  • Prepare a strong appeal on your behalf
  • Communicate with the insurance company or government agency about your case

While hiring an attorney may incur additional costs, their expertise can increase your chances of overturning a wrongfully denied disability claim.

Navigating The Appeals Process

The appeals process for wrongfully denied disability claims allows claimants to challenge the decision made by the insurance company. By following the appropriate steps, claimants can increase their chances of having their claim accepted.

Levels of Appeal

There are typically four levels of appeal in the disability claims process:

  1. Reconsideration: A reviewer who was not involved in the original decision will examine your claim.
  2. Hearing: If your claim is still denied, you can request a hearing with an administrative law judge.
  3. Appeals Council Review: If you disagree with the hearing decision, you can request a review by the Social Security Administration’s (SSA) Appeals Council.
  4. Federal Court: If you still believe your claim was wrongly denied, you can file a lawsuit in federal court.

Remember that different jurisdictions may have different rules and requirements for appealing disability claim decisions.

Timeline and Deadlines

It is crucial to be aware of the timelines and deadlines for each level of appeal:

Level of Appeal Deadline
Reconsideration 60 days from the date of the denial notice
Hearing 60 days from the date of the reconsideration decision
Appeals Council Review 60 days from the date of the hearing decision
Federal Court 60 days from the date of the Appeals Council decision

It is important to file your appeals promptly to avoid missing any deadlines. In some cases, extensions may be granted if you can show good cause for the delay.

Preventing Future Denials

As one of the final steps to winning a wrongfully denied disability claim, it is essential to implement strategies to prevent future denials. This helps ensure your long-term security and peace of mind. This section will discuss two essential sub-topics: Documentation Best Practices and Communication with Insurers.
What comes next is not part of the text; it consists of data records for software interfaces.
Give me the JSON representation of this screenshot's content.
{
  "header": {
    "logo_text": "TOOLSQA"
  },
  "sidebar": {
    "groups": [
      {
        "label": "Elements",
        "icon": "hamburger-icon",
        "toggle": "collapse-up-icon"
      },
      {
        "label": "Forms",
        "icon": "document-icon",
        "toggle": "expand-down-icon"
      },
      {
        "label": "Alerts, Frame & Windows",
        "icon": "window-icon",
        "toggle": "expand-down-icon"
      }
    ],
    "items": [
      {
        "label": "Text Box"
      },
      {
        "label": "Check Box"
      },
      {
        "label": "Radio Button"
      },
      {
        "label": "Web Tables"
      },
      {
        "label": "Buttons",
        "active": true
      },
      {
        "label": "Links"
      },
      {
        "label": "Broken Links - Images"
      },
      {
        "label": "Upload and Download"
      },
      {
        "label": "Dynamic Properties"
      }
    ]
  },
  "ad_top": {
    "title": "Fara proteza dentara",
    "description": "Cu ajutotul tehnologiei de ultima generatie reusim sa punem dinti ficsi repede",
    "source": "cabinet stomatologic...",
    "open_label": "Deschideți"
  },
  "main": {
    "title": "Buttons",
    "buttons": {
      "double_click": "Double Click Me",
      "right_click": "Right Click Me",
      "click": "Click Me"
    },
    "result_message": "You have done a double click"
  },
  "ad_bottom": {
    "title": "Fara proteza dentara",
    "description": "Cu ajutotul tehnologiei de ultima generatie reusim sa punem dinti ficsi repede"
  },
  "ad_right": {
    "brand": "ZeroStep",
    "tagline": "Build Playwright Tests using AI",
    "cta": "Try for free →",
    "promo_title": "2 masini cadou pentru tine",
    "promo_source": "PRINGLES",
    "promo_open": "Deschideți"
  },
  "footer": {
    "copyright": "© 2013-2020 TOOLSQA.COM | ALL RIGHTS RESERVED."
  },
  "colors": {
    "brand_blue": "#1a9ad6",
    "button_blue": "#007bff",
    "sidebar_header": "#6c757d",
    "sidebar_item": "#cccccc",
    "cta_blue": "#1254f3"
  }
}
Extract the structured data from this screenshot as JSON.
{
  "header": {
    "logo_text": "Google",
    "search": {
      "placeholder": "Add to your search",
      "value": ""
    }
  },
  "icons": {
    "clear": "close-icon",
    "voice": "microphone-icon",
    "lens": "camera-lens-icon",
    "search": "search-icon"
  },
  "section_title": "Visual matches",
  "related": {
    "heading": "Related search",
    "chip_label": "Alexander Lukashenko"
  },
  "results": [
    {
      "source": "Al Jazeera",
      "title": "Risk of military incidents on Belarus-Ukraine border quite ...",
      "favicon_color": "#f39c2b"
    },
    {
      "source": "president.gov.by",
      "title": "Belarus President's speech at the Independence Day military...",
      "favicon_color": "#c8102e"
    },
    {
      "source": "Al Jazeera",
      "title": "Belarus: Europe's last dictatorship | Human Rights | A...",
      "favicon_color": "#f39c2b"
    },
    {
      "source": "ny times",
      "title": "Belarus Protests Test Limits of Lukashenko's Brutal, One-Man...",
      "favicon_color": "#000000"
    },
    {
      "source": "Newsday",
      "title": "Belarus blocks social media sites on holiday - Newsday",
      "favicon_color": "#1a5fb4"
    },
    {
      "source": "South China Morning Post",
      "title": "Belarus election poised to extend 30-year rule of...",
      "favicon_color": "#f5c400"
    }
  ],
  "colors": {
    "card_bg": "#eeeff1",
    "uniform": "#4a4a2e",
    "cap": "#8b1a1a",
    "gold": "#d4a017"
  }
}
Documentation Best Practices

Proper documentation is key to avoiding future denials of your disability claim. To ensure you have the necessary evidence, follow these best practices:

  • Keep organized records: Maintain a well-organized system that includes your medical records, doctor’s recommendations, and any other related documents.
  • Update information: Regularly update your medical records and keep track of any new treatments, medications, and symptoms.
  • Retain proof of disability: Include supplementary evidence such as test results, lab reports, and medical imaging that supports your case.
  • Stay consistent: Ensure your records, treatments, and doctors’ statements align with your reported symptoms and limitations.

Communication with Insurers

Establishing clear and open communication with your insurance provider is key to preventing future denials. Keep these tips in mind to ensure a positive relationship with your insurer:

Do Don’t
1 Respond to requests promptly Ignore or delay responses
2 Ask for clarification on any unclear points Accept decisions without understanding the reasoning
3 Keep a written record of all communications Rely solely on verbal promises
4 Be honest and thorough with your answers Exaggerate or withhold information

By implementing these best practices for documentation and communication with insurers, you can significantly reduce the risk of future disability claim denials and ensure that you receive the support you deserve.


In conclusion, wrongfully denied disability claims can be a stressful and complicated process. However, by following a structured approach and gathering relevant documentation, claimants can increase their chances of success.

Some tips to consider when fighting a wrongfully denied disability claim include:

  • Obtaining copies of medical records and other documentation
  • Seeking professional representation, such as a disability lawyer or advocate
  • Filing an appeal within the appropriate deadlines
  • Staying organized and diligent throughout the process

By maintaining a clear focus on building a solid case and following the suggested steps, claimants have a better chance at overturning the denial and securing their rightfully owed disability benefits.